Skinheads attack a 16-year-old Jewish girl in Stockholm, Sweden, shout, “Heil Hitler,” and knife her.
In Florida, an 8th grader pens “Death to the Jews” in German in a yearbook. In Sydney, Australia, stickers reading “Jews are ruining your life” are plastered on homes. In Epinay-sur-Seine, France, a Jewish boy is stabbed near his school. And in Quebec City, 24 Jewish graves are vandalized.
When did this ugly string of hate crimes take place? Last year?
No. In the past three weeks.
“Anti-Semitic acts around the world are occurring at a rate unseen since the end of the Second World War,” warns Edgar Bronfman, president of the World Jewish Congress.
Canadian statistics bear him out. B’nai Brith recorded 584 anti-Semitic acts in 2003, a 27 per cent rise.
Barely two months ago, Prime Minister Paul Martin found himself angrily denouncing the firebombing of Montreal’s United Talmud Torah School saying, “this is not our Canada.” He spoke for an appalled nation.
And just this week United Nations Secretary-General Kofi Annan added to the chorus of concern, warning of an “alarming resurgence” of anti-Semitism the world over.
He urged the General Assembly to pass a resolution formally deploring anti-Jewish hatred.

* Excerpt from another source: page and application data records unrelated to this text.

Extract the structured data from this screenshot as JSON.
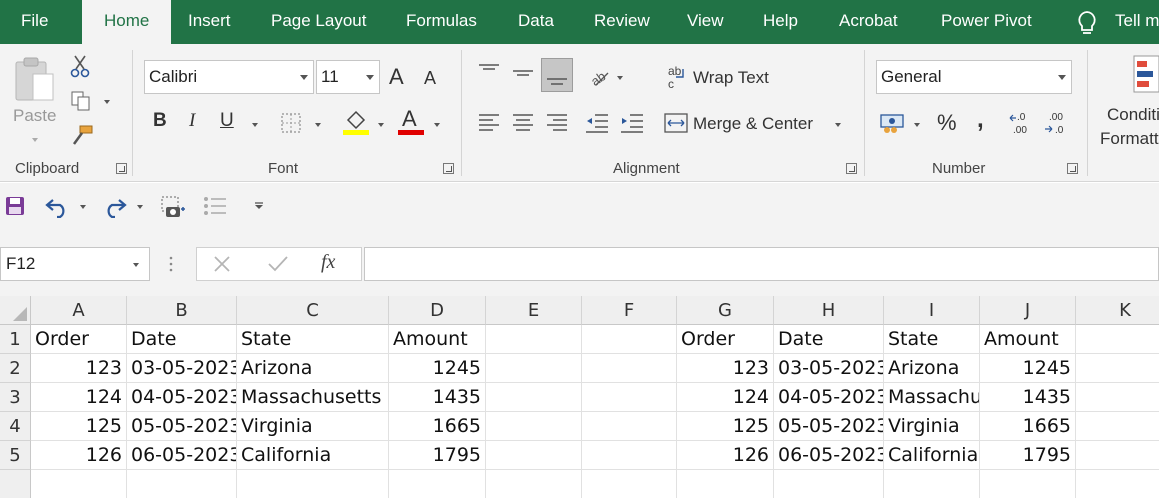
{
  "tabs": [
    "File",
    "Home",
    "Insert",
    "Page Layout",
    "Formulas",
    "Data",
    "Review",
    "View",
    "Help",
    "Acrobat",
    "Power Pivot",
    "Tell m"
  ],
  "ribbon": {
    "clipboard": {
      "paste_label": "Paste",
      "group_label": "Clipboard"
    },
    "font": {
      "font_name": "Calibri",
      "font_size": "11",
      "bold": "B",
      "italic": "I",
      "underline": "U",
      "grow": "A",
      "shrink": "A",
      "group_label": "Font"
    },
    "alignment": {
      "wrap_text": "Wrap Text",
      "merge_center": "Merge & Center",
      "group_label": "Alignment"
    },
    "number": {
      "format": "General",
      "percent": "%",
      "comma": ",",
      "group_label": "Number"
    },
    "styles": {
      "cond_format_line1": "Conditi",
      "cond_format_line2": "Formatt"
    }
  },
  "formula_bar": {
    "name_box": "F12",
    "fx": "fx",
    "formula": ""
  },
  "sheet": {
    "columns": [
      "A",
      "B",
      "C",
      "D",
      "E",
      "F",
      "G",
      "H",
      "I",
      "J",
      "K"
    ],
    "rows": [
      "1",
      "2",
      "3",
      "4",
      "5"
    ],
    "left_table": {
      "headers": [
        "Order",
        "Date",
        "State",
        "Amount"
      ],
      "rows": [
        [
          "123",
          "03-05-2023",
          "Arizona",
          "1245"
        ],
        [
          "124",
          "04-05-2023",
          "Massachusetts",
          "1435"
        ],
        [
          "125",
          "05-05-2023",
          "Virginia",
          "1665"
        ],
        [
          "126",
          "06-05-2023",
          "California",
          "1795"
        ]
      ]
    },
    "right_table": {
      "headers": [
        "Order",
        "Date",
        "State",
        "Amount"
      ],
      "rows": [
        [
          "123",
          "03-05-2023",
          "Arizona",
          "1245"
        ],
        [
          "124",
          "04-05-2023",
          "Massachu",
          "1435"
        ],
        [
          "125",
          "05-05-2023",
          "Virginia",
          "1665"
        ],
        [
          "126",
          "06-05-2023",
          "California",
          "1795"
        ]
      ]
    }
  },
  "colors": {
    "brand": "#217346",
    "font_highlight": "#ffff00",
    "font_color": "#e00000",
    "qat_blue": "#2b579a"
  }
}
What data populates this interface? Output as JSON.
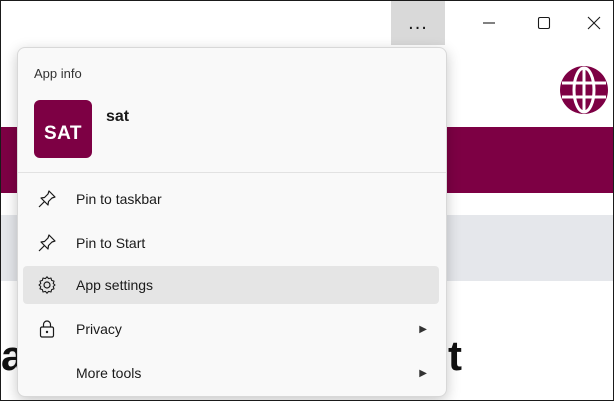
{
  "titlebar": {
    "more_label": "...",
    "minimize_icon": "minimize-icon",
    "maximize_icon": "maximize-icon",
    "close_icon": "close-icon"
  },
  "background": {
    "heading_fragment_left": "a",
    "heading_fragment_right": "t",
    "banner_color": "#7d0044"
  },
  "menu": {
    "header": "App info",
    "app": {
      "logo_text": "SAT",
      "name": "sat",
      "logo_color": "#7d0044"
    },
    "items": [
      {
        "label": "Pin to taskbar",
        "icon": "pin-icon",
        "has_submenu": false
      },
      {
        "label": "Pin to Start",
        "icon": "pin-icon",
        "has_submenu": false
      },
      {
        "label": "App settings",
        "icon": "gear-icon",
        "has_submenu": false,
        "highlighted": true
      },
      {
        "label": "Privacy",
        "icon": "lock-icon",
        "has_submenu": true
      },
      {
        "label": "More tools",
        "icon": "",
        "has_submenu": true
      }
    ]
  }
}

And he asked the Commission on Human Rights to denounce it with the zeal that it brings to anti-Muslim racism.
“When we seek justice for the Palestinians — as we must — let us firmly disavow anyone who tries to use that cause to incite hatred against Jews, in Israel or elsewhere,” Annan said, invoking the Holocaust and the murder of 6 million.
Annan’s words should inspire the General Assembly to do more than decry anti-Semitism.
The U.N. must change its own institutional culture. Israel is unwelcome on the Security Council and other bodies. And the U.N. has been fiercely critical of Israel’s treatment of Palestinians, while turning a blind eye to genocide in Rwanda and wholesale slaughter in the Balkans.
No country, Canada included, should escape censure when it denies human rights. But the U.N. must be even-handed in its criticism. In Israel’s case, much more even-handed.